Saturday, October 5, 2013

After a two-hour public hearing on September 25, the Oakland Planning Commission unanimously approved Safeway's plans for rebuilding the Rockridge Shopping Center, located at the corner of Broadway and Pleasant Valley Avenue.

Safeway's proposal, changed many times in the past six years, will replace all of the current buildings and add 120,000 square feet to the shopping center's present 185,000 sq. ft. of commercial space. It will significantly change circulation patterns for the area, including an added traffic signal at Coronado and Broadway, the location for a new main entrance to the center.

Unlike the commission's acrimonious hearings for Safeway's College Avenue shopping center, testimony at this hearing was almost all favorable. The dissenting voice was ULTRA (Urbanists for a Livable Temescal-Rockridge Area), a primarily Temescal-based community group favoring high-density residential development.

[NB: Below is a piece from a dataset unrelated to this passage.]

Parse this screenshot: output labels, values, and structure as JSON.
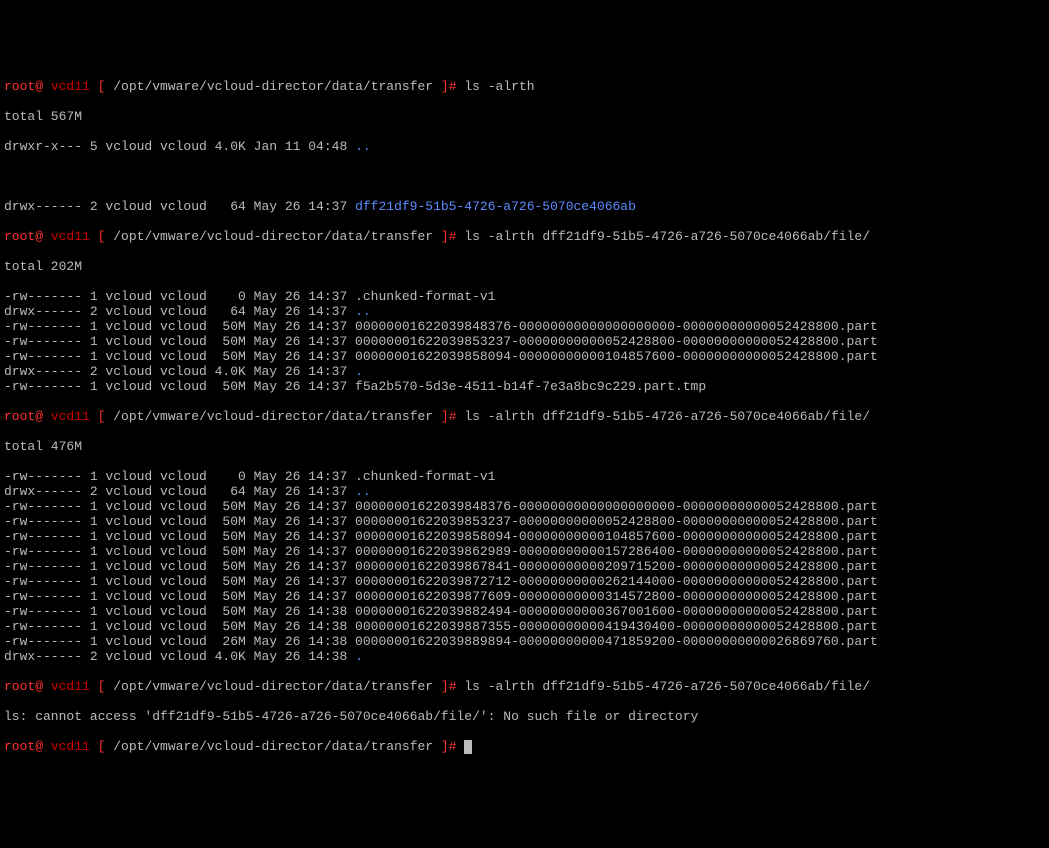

It objected to the lack of a residential component to the project, its automobile orientation, and a drive-through window for the new Chase Bank. David Zylstra, COO of Safeway's property development division, said Safeway's lease with the owner of the project site prohibited residential development.

Zylstra also said Safeway was looking at establishing holiday-season shuttle service to Rockridge and Macarthur BART stations. Safeway will also improve placement and design of AC Transit stops near the site and is discussing with Kaiser Permanente adding the center to the route of Kaiser's local shuttle. He admitted he would have preferred no drive-through window, but said Chase insisted. Since Chase has a long-term lease and could block the project, Safeway had to give in.

RCPC's and PANIL's (Piedmont Avenue Neighborhood Improvement League) favorable comments resulted from a last-minute agreement with Safeway. Besides clarifying the project's conditions of approval, the agreement requires Safeway to pay for traffic surveys on nearby residential streets before and after the project's construction and occupancy. Safeway will also post a $500,000 bond: If the traffic surveys show that the project has increased "cut-through" traffic on those streets, the bond will pay for implementing speed bumps, stop signs, and rotaries to discourage through traffic diversion onto those streets. Increased cut-through traffic had been a major fear in the community.

The commission also certified the final Environmental Impact Report (EIR) for the project. The EIR acknowledged the project would worsen traffic conditions at the Broadway/Pleasant Valley/51st Street intersection, and other intersections on Pleasant Valley. Accordingly, the commission adopted a formal statement explaining why the project's benefits justified its approval. Those benefits include more jobs for local residents, additional tax revenue for the city, more convenient shopping for area residents, and reducing the loss of retail revenue into surrounding cities such as Emeryville and Walnut Creek.

Project opponents could appeal the approval to the council within 10 days.